Drug use among women drops to 20-year low
Drug use among women in England and Wales has dropped to its lowest level in at least 20 years, figures suggest.
One in 20 women (5%) aged between 16 and 59 reported using an illicit substance in the past year, the Crime Survey for England and Wales found.
This was the lowest level since the records started in 1996. It had peaked at 8.8% in 2000 and 2003-04.
Among men, 11.8% reported using drugs over the past year - a figure which has also fallen in recent years.
Susanne Hakimi, from the charity Action on Addiction's Hope House - a residential treatment centre for women - said drug use among women has been "hidden away behind closed doors".
She said: "Some women tell us they are afraid to seek help for fear of losing their children. Although addiction generally is still highly stigmatised, we are seeing more women coming to us for treatment for drug use and being a little more open about their recovery.
"Once this starts to happen, we believe it can be contagious and one person in recovery can, with the right support, encourage and support someone else to recover from addiction."
'A cultural shift'
The Home Office figures suggested drug use was higher among young people.
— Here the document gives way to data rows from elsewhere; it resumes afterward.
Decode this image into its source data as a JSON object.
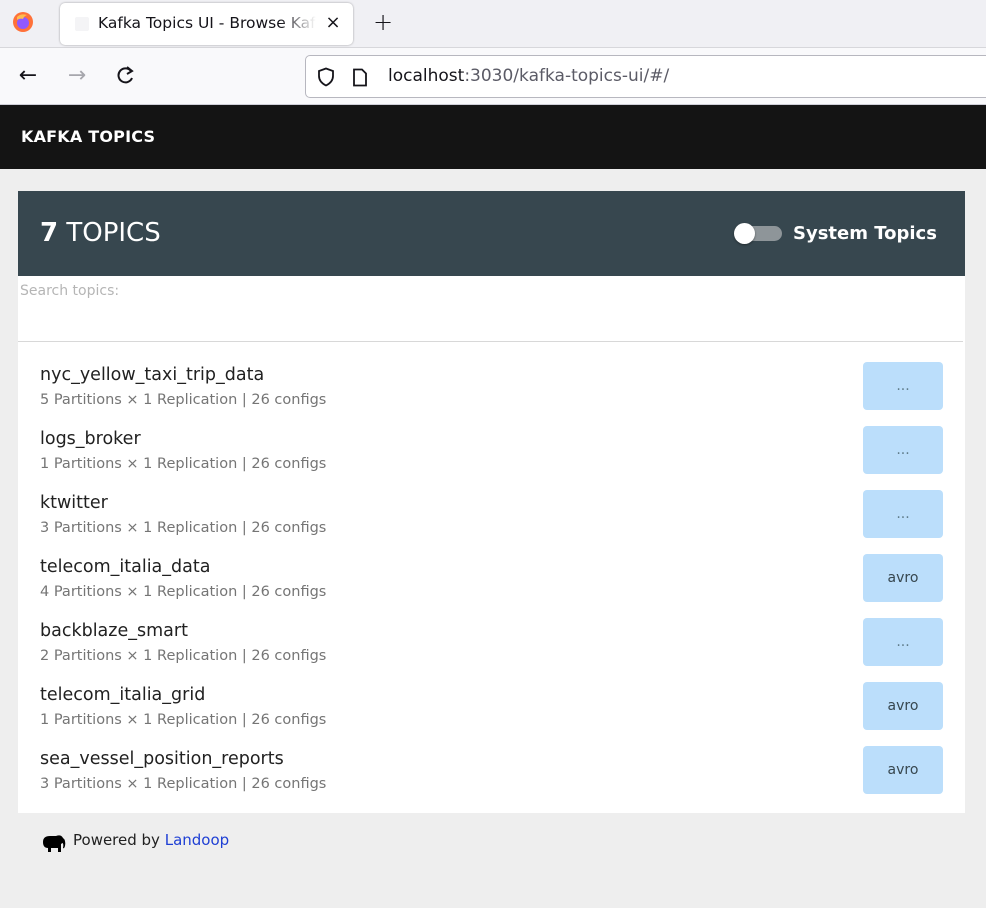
{
  "browser": {
    "tab_title": "Kafka Topics UI - Browse Kafka Topics",
    "tab_close": "×",
    "new_tab": "+",
    "url_host": "localhost",
    "url_rest": ":3030/kafka-topics-ui/#/"
  },
  "app": {
    "title": "KAFKA TOPICS"
  },
  "panel": {
    "count": "7",
    "count_label": "TOPICS",
    "system_topics_label": "System Topics",
    "system_topics_enabled": false
  },
  "search": {
    "label": "Search topics:",
    "value": ""
  },
  "topics": [
    {
      "name": "nyc_yellow_taxi_trip_data",
      "meta": "5 Partitions × 1 Replication | 26 configs",
      "badge": "..."
    },
    {
      "name": "logs_broker",
      "meta": "1 Partitions × 1 Replication | 26 configs",
      "badge": "..."
    },
    {
      "name": "ktwitter",
      "meta": "3 Partitions × 1 Replication | 26 configs",
      "badge": "..."
    },
    {
      "name": "telecom_italia_data",
      "meta": "4 Partitions × 1 Replication | 26 configs",
      "badge": "avro"
    },
    {
      "name": "backblaze_smart",
      "meta": "2 Partitions × 1 Replication | 26 configs",
      "badge": "..."
    },
    {
      "name": "telecom_italia_grid",
      "meta": "1 Partitions × 1 Replication | 26 configs",
      "badge": "avro"
    },
    {
      "name": "sea_vessel_position_reports",
      "meta": "3 Partitions × 1 Replication | 26 configs",
      "badge": "avro"
    }
  ],
  "footer": {
    "powered_by": "Powered by",
    "link": "Landoop"
  },
  "colors": {
    "header_bg": "#141414",
    "panel_head_bg": "#37474f",
    "badge_bg": "#bbdefb",
    "link": "#1e3fd4"
  }
}
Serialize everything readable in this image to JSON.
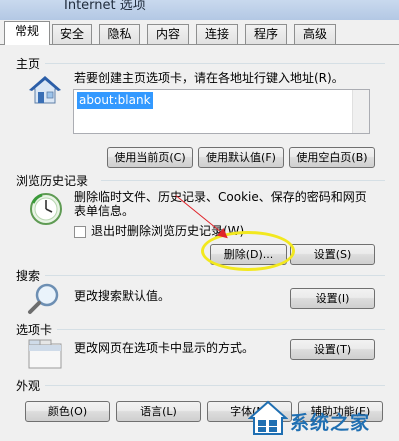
{
  "window": {
    "title": "Internet 选项"
  },
  "tabs": [
    {
      "label": "常规",
      "active": true
    },
    {
      "label": "安全"
    },
    {
      "label": "隐私"
    },
    {
      "label": "内容"
    },
    {
      "label": "连接"
    },
    {
      "label": "程序"
    },
    {
      "label": "高级"
    }
  ],
  "home": {
    "title": "主页",
    "description": "若要创建主页选项卡，请在各地址行键入地址(R)。",
    "url_value": "about:blank",
    "buttons": [
      "使用当前页(C)",
      "使用默认值(F)",
      "使用空白页(B)"
    ]
  },
  "history": {
    "title": "浏览历史记录",
    "description_line1": "删除临时文件、历史记录、Cookie、保存的密码和网页",
    "description_line2": "表单信息。",
    "checkbox_label": "退出时删除浏览历史记录(W)",
    "checkbox_checked": false,
    "delete_button": "删除(D)...",
    "settings_button": "设置(S)"
  },
  "search": {
    "title": "搜索",
    "description": "更改搜索默认值。",
    "settings_button": "设置(I)"
  },
  "tabs_section": {
    "title": "选项卡",
    "description": "更改网页在选项卡中显示的方式。",
    "settings_button": "设置(T)"
  },
  "appearance": {
    "title": "外观",
    "buttons": [
      "颜色(O)",
      "语言(L)",
      "字体(N)",
      "辅助功能(E)"
    ]
  },
  "watermark": {
    "text": "系统之家"
  },
  "colors": {
    "selection": "#3399ff",
    "annotation_arrow": "#e0242a",
    "annotation_circle": "#f2e81f"
  }
}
Nearly one in five (18.0%) of young adults aged 16-24 had taken an illicit drug in the last year- around 1.1 million people, the figures show.
This was similar to the 2014-15 survey (19.5%), but lower compared with a decade ago (25.2% in the 2005-06 survey).
Professor Kevin Fenton, national director of health and wellbeing at Public Health England, commented: "These new figures show that drug use has been largely stable over the last five years and continues to be considerably lower than 10 to 15 years ago."
However, usage of cocaine and ecstasy jumped among people from wealthier households, the figures suggested.
In 2015/16, 3% of people aged 16 to 59 from households with incomes of at least £50,000 reported taking cocaine - up from 2.2% in 2014/15.
The proportion in the same category who had used ecstasy was 2.2% - up from 1.5%.
Simon Antrobus, chief executive of the charity Addaction, said the increases reflected factors including wider availability and "a cultural shift which has increasingly normalised those substances".
It comes as separate figures showed that the number of people being admitted to hospital after being poisoned by illegal drugs has soared by more than 50% in the past 10 years.
There were 14,279 hospital admissions where 'poisoning by illicit drugs' was the main diagnosis in 2014-15, a rise of 57% since 2004-05, figures released by the Health and Social Care Information Centre, showed.